Below boxplot shows no clear winner

10 KFold scores for kNN models (k=1,…,30)

Afterwards average will be used as unique performance indicator.

## SVM optimization

SVM is a natural choice with small dataset.

- Pro : robust
- Cons : computation expensive (quadratic on the size of sample dataset)

Let's optimize C and gamma : Practice shows that gamma should be the first parameter to optimize and then C can be optimize.

Below python code snippet to test each value of the parameter with cross-validation, plot the performance and return the best parameter.

from sklearn import svm c_values = [1e-1, 1., 1e2, 1e3, 1e4, 1e5, 1e6] c_values = [1e-2,0.03,0.09, 0.1,0.6,1,2,3,6,10,20] c_values = np.linspace(1,3,20) clf = svm.SVC(gamma=0.01) final_scores = [] for c in c_values: clf.C = c scores = cross_validation.cross_val_score(clf, data,label , cv=cv) final_scores.append(np.average(scores)) plot(c_values,final_scores) max(zip(final_scores,c_values))

In scikit-learn GridSearchCV find automatically the best parameters of an estimator :

import sklearn from grid_search C_range = np.linspace(2,20,20) gamma_range = np.logspace(-3, 0, 5) param_grid = {'gamma':gamma_range, 'C':C_range} cv = cross_validation.KFold(len(label), n_folds=10, shuffle=True, random_state=0) classifier = svm.SVC() gs = grid_search.GridSearchCV(classifier, param_grid=param_grid, cv=cv) print gs.best_estimator_

## Other models

NeuralNetworks, Boosting and boostrap models give poor result as dataset is rather small.

## With dimension reduction

Having 40 features, it's reasonable to reduce them and having a dataset less noisy.

PCA is one of the most used dimension reduction method.

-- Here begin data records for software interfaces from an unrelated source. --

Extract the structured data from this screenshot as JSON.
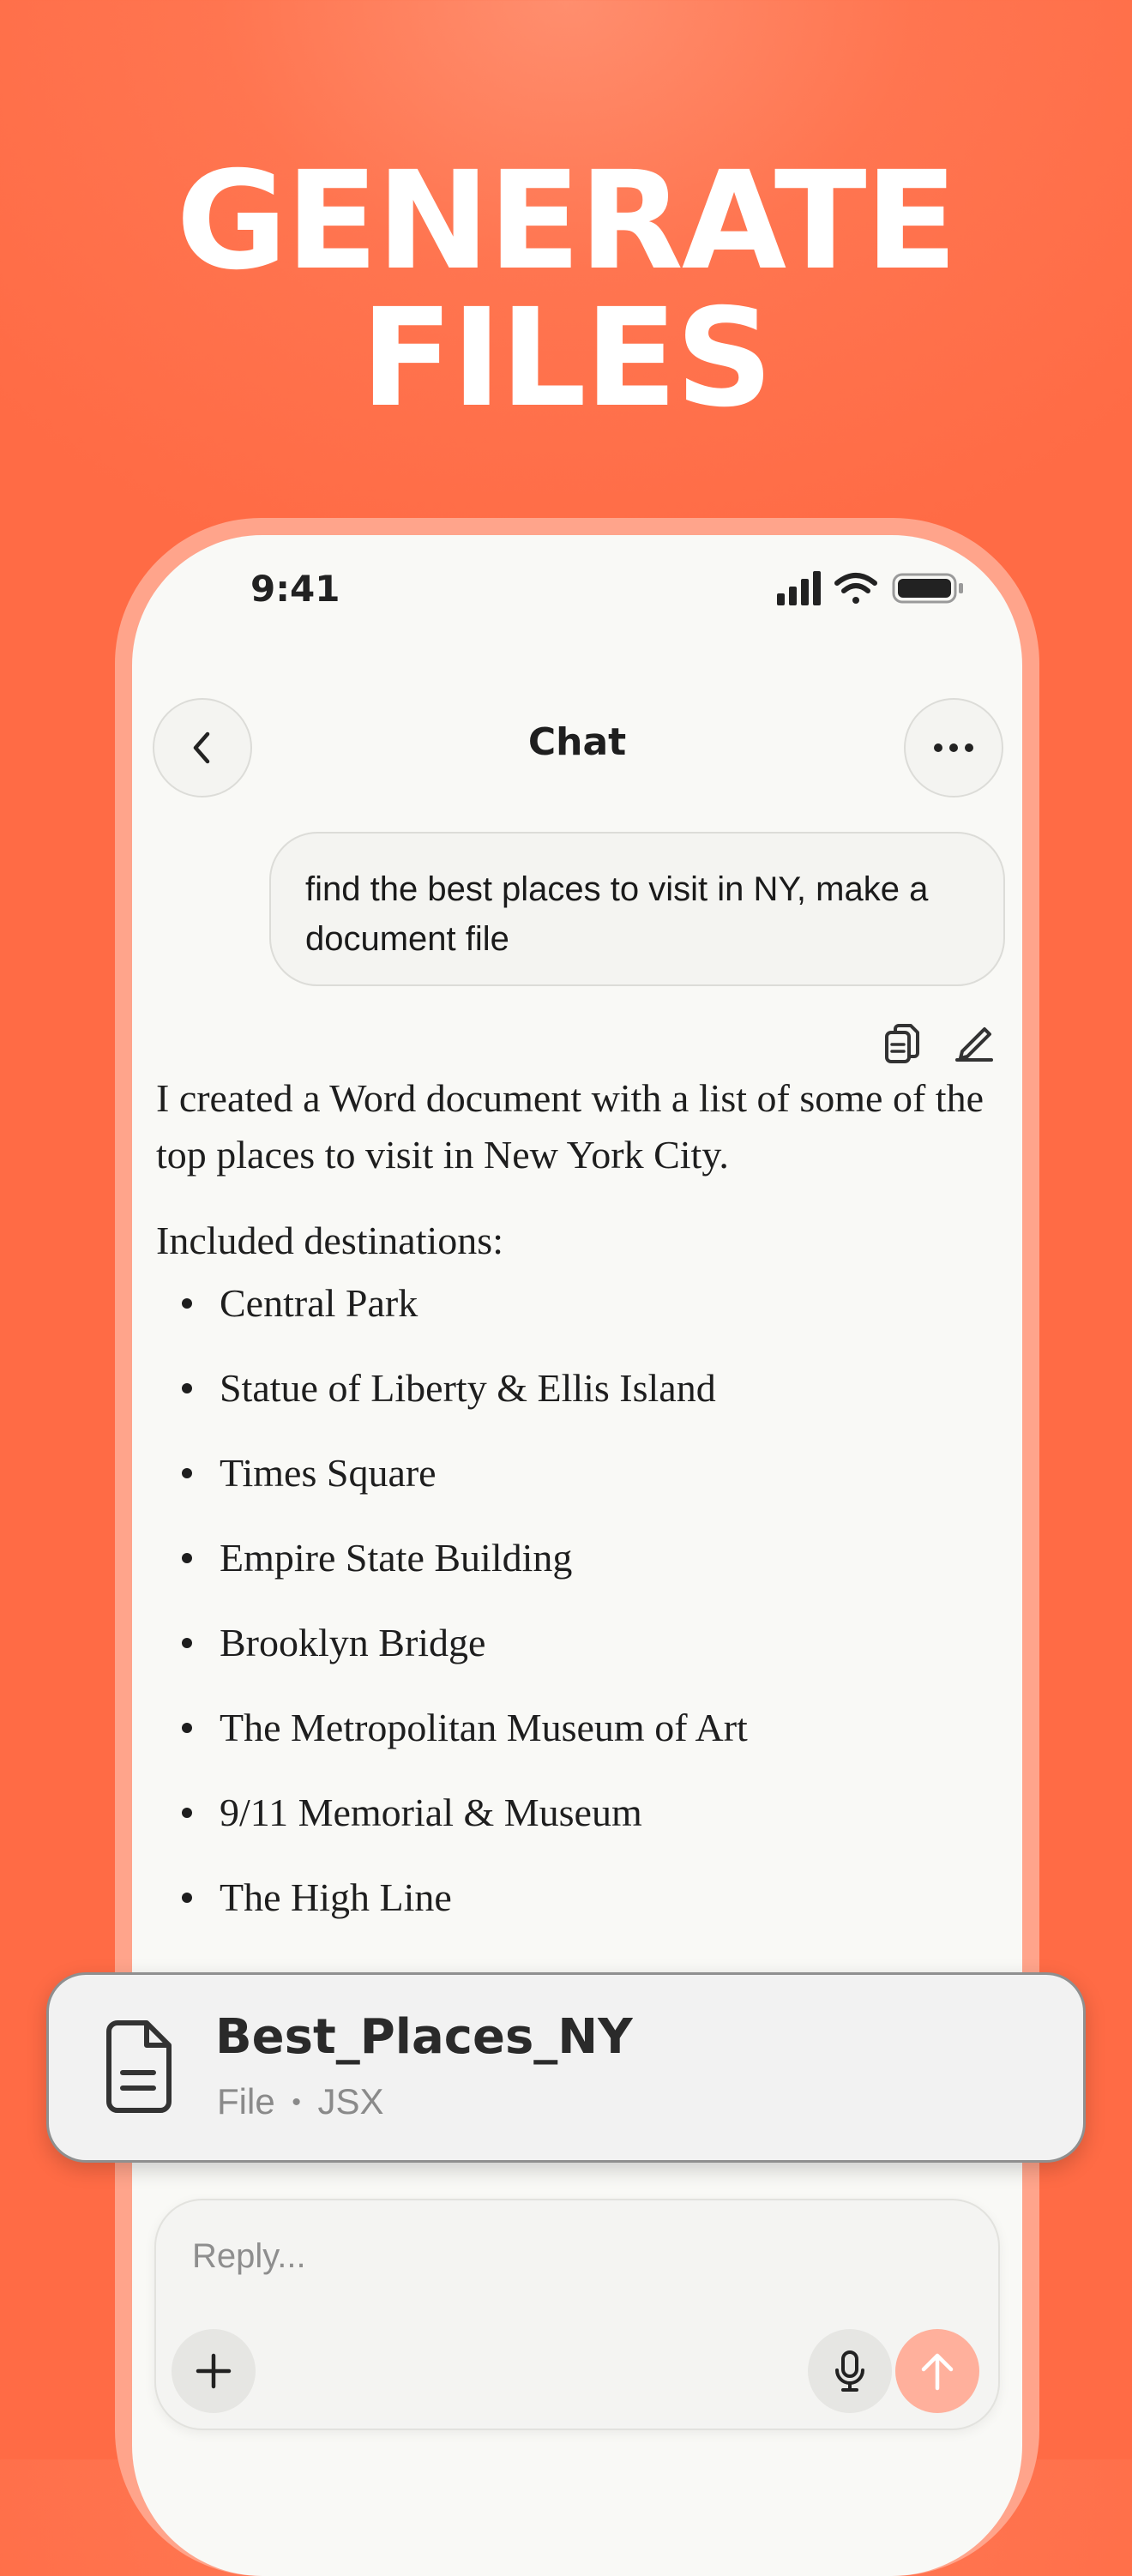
{
  "headline": {
    "line1": "GENERATE",
    "line2": "FILES"
  },
  "status_bar": {
    "time": "9:41"
  },
  "nav": {
    "title": "Chat",
    "back_icon": "chevron-left-icon",
    "more_icon": "ellipsis-icon"
  },
  "user_message": {
    "text": "find the best places to visit in NY, make a document file"
  },
  "message_actions": {
    "copy_icon": "copy-icon",
    "edit_icon": "edit-icon"
  },
  "assistant_message": {
    "intro": "I created a Word document with a list of some of the top places to visit in New York City.",
    "list_heading": "Included destinations:",
    "destinations": [
      "Central Park",
      "Statue of Liberty & Ellis Island",
      "Times Square",
      "Empire State Building",
      "Brooklyn Bridge",
      "The Metropolitan Museum of Art",
      "9/11 Memorial & Museum",
      "The High Line"
    ]
  },
  "file_card": {
    "name": "Best_Places_NY",
    "type_label": "File",
    "separator": "•",
    "extension": "JSX"
  },
  "composer": {
    "placeholder": "Reply...",
    "plus_icon": "plus-icon",
    "mic_icon": "mic-icon",
    "send_icon": "arrow-up-icon"
  },
  "colors": {
    "background": "#ff7550",
    "send_button": "#ffb09c",
    "text": "#1e1e1e"
  }
}
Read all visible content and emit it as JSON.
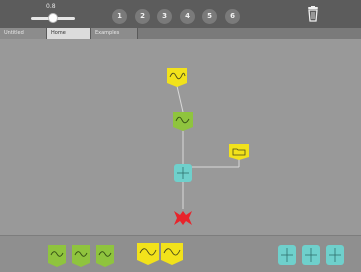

This method gives a new set of features (called principal components) each one is a linear combinations of the original ones.

Reducing the dimension means to keep enough principal components to explain the data and remove useless information (=the noise). The Principal componenets are orderd by importance (measeured by their variance).

By empirical experiments, 12 is the number of components to keep in order to maximize the performance of the SVM model.

from sklearn import decomposition pca = decomposition.PCA(n_components=12, whiten=True) pca_data = pca.fit_transform(data,label) print pca.explained_variance_

## Conclusion

The SVM (C=3 and gamma=0.28) associated with a PCA 12 components gives a score of 0.94635 (and a slight improvement with GridSearchCV : 0.94970).

This work was done @ bigdive2013 with special thanks to AndrĂ© Panisson our teacher.